J.E. Kolesar (Conoco Inc.) | Turgay Ertekin (Pennsylvania State U.) | S.T. Obut (Pennsylvania State U.)
A single-phase, 1D mathematical formulation is developed in radial/cylindrical coordinates to examine unsteady-state micropore sorption in a composite micropore/fracture, coalbed-methane transport problem. In the formulation, the micropore transport equation accounts for unsteady-state sorption and diffusion in the primary porosity. Gas entering the fracture network is considered a source term in the fracture-transport equation. The micropore and fracture systems are coupled by equating the gas pressure at the surface of the micropore elements to the pressure in the fracture network.

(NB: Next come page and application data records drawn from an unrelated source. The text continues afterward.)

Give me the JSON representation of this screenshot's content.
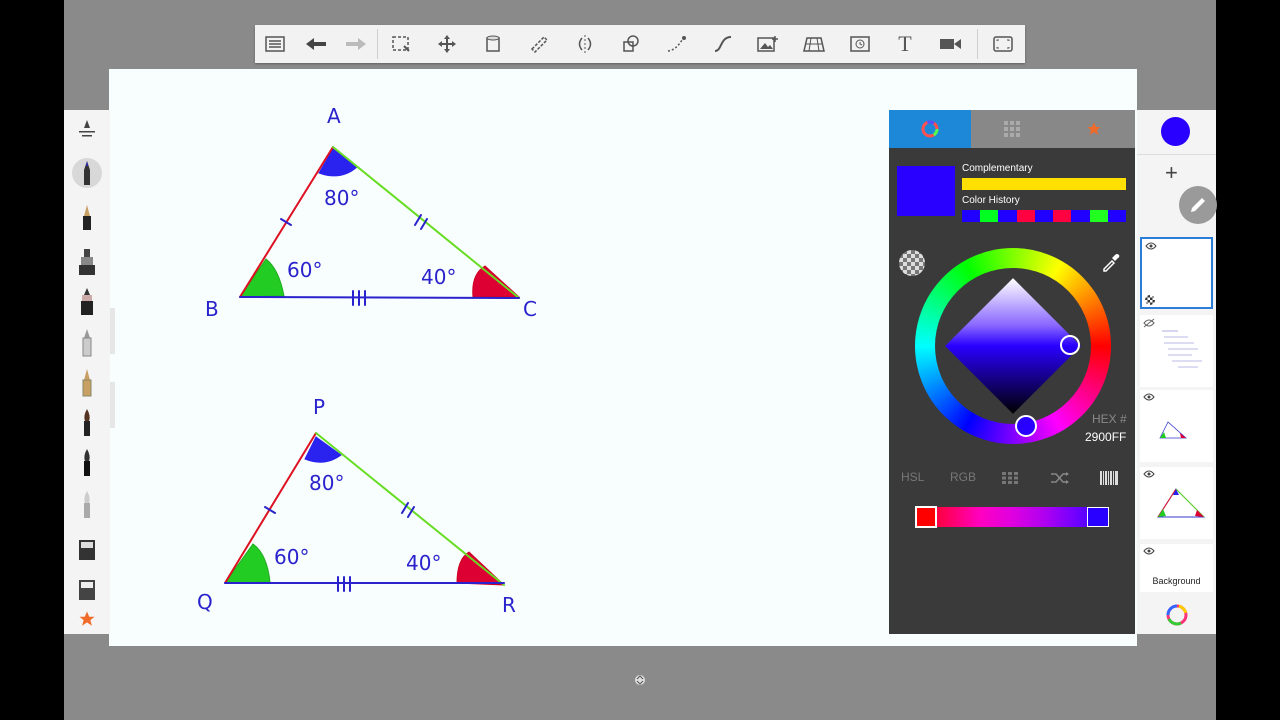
{
  "toolbar": {
    "icons": [
      "list-icon",
      "undo-icon",
      "redo-icon",
      "selection-icon",
      "transform-icon",
      "fill-icon",
      "ruler-icon",
      "symmetry-icon",
      "shape-icon",
      "stroke-icon",
      "curve-icon",
      "image-icon",
      "perspective-icon",
      "time-lapse-icon",
      "text-icon",
      "video-icon",
      "fullscreen-icon"
    ],
    "text_tool_glyph": "T"
  },
  "canvas": {
    "triangle1": {
      "vertices": [
        "A",
        "B",
        "C"
      ],
      "angles": [
        "80°",
        "60°",
        "40°"
      ]
    },
    "triangle2": {
      "vertices": [
        "P",
        "Q",
        "R"
      ],
      "angles": [
        "80°",
        "60°",
        "40°"
      ]
    }
  },
  "brushes": [
    "pencil",
    "ballpoint",
    "marker",
    "airbrush",
    "inker",
    "paint-brush",
    "fountain-pen",
    "wet-brush",
    "paint-brush-2",
    "smudge",
    "eraser",
    "eraser-2",
    "favorites"
  ],
  "color_panel": {
    "tabs": [
      "color-wheel",
      "swatches",
      "favorites"
    ],
    "complementary_label": "Complementary",
    "history_label": "Color History",
    "history": [
      "#2000ff",
      "#00ff20",
      "#2000ff",
      "#ff0040",
      "#2000ff",
      "#ff0040",
      "#2000ff",
      "#20ff20",
      "#2000ff"
    ],
    "current_color": "#2900FF",
    "complementary_color": "#FFE000",
    "hex_label": "HEX #",
    "hex_value": "2900FF",
    "modes": [
      "HSL",
      "RGB"
    ]
  },
  "layers": {
    "add_label": "+",
    "background_label": "Background",
    "selected_index": 0
  }
}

Coalbed-methane reservoirs are characterized by a dual-porosity nature. Gas molecules stored in the micropore structure by adsorption are subject to desorption from the coal grain surfaces and to diffusional transport to a well-defined, natural fracture network. Laminar flow dominates in the fracture network where methane gas flows simultaneously with formation water.

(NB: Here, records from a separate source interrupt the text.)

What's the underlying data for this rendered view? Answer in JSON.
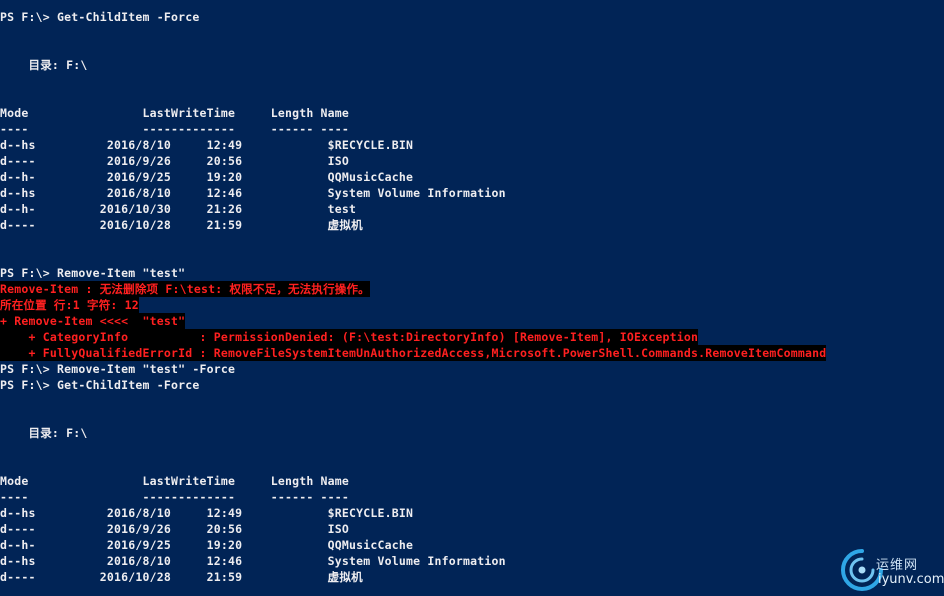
{
  "console": {
    "lines": [
      {
        "text": "PS F:\\> Get-ChildItem -Force",
        "style": "normal"
      },
      {
        "text": "",
        "style": "normal"
      },
      {
        "text": "",
        "style": "normal"
      },
      {
        "text": "    目录: F:\\",
        "style": "heading"
      },
      {
        "text": "",
        "style": "normal"
      },
      {
        "text": "",
        "style": "normal"
      },
      {
        "text": "Mode                LastWriteTime     Length Name",
        "style": "normal"
      },
      {
        "text": "----                -------------     ------ ----",
        "style": "normal"
      },
      {
        "text": "d--hs          2016/8/10     12:49            $RECYCLE.BIN",
        "style": "normal"
      },
      {
        "text": "d----          2016/9/26     20:56            ISO",
        "style": "normal"
      },
      {
        "text": "d--h-          2016/9/25     19:20            QQMusicCache",
        "style": "normal"
      },
      {
        "text": "d--hs          2016/8/10     12:46            System Volume Information",
        "style": "normal"
      },
      {
        "text": "d--h-         2016/10/30     21:26            test",
        "style": "normal"
      },
      {
        "text": "d----         2016/10/28     21:59            虚拟机",
        "style": "normal"
      },
      {
        "text": "",
        "style": "normal"
      },
      {
        "text": "",
        "style": "normal"
      },
      {
        "text": "PS F:\\> Remove-Item \"test\"",
        "style": "normal"
      },
      {
        "text": "Remove-Item : 无法删除项 F:\\test: 权限不足，无法执行操作。",
        "style": "error"
      },
      {
        "text": "所在位置 行:1 字符: 12",
        "style": "error"
      },
      {
        "text": "+ Remove-Item <<<<  \"test\"",
        "style": "error"
      },
      {
        "text": "    + CategoryInfo          : PermissionDenied: (F:\\test:DirectoryInfo) [Remove-Item], IOException",
        "style": "error"
      },
      {
        "text": "    + FullyQualifiedErrorId : RemoveFileSystemItemUnAuthorizedAccess,Microsoft.PowerShell.Commands.RemoveItemCommand",
        "style": "error"
      },
      {
        "text": "PS F:\\> Remove-Item \"test\" -Force",
        "style": "normal"
      },
      {
        "text": "PS F:\\> Get-ChildItem -Force",
        "style": "normal"
      },
      {
        "text": "",
        "style": "normal"
      },
      {
        "text": "",
        "style": "normal"
      },
      {
        "text": "    目录: F:\\",
        "style": "heading"
      },
      {
        "text": "",
        "style": "normal"
      },
      {
        "text": "",
        "style": "normal"
      },
      {
        "text": "Mode                LastWriteTime     Length Name",
        "style": "normal"
      },
      {
        "text": "----                -------------     ------ ----",
        "style": "normal"
      },
      {
        "text": "d--hs          2016/8/10     12:49            $RECYCLE.BIN",
        "style": "normal"
      },
      {
        "text": "d----          2016/9/26     20:56            ISO",
        "style": "normal"
      },
      {
        "text": "d--h-          2016/9/25     19:20            QQMusicCache",
        "style": "normal"
      },
      {
        "text": "d--hs          2016/8/10     12:46            System Volume Information",
        "style": "normal"
      },
      {
        "text": "d----         2016/10/28     21:59            虚拟机",
        "style": "normal"
      }
    ]
  },
  "watermark": {
    "cn_text": "运维网",
    "url_text": "iyunv.com"
  },
  "colors": {
    "background": "#012456",
    "foreground": "#eeedf0",
    "error_foreground": "#ff2020",
    "error_background": "#000000"
  }
}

Gas transport in the micropores is generally modeled with quasisteady- or unsteady-state sorption formulations. In the first case, the matrix-to-fracture gas transfer rate is calculated from the average concentration gradient in the matrix elements over a discrete timestep. In contrast, unsteady-state formulations use a nonuniform micropore concentration gradient to determine the matrix transfer rate. Quasisteady-state models offer the advantage of simplified mathematics, which can reduce computer simulation costs.
Reservoir Characteristics of Coal Seams. Coal seams are characterized by a natural fracture network commonly referred to as cleat. The cleat system consists of two perpendicular fissures, the more predominant of which is the face cleat. The butt cleat is less continuous and often ends when it intersects the face cleat. Fig. 1 is a highly idealized representation of the physical relationship between the matrix and fracture system.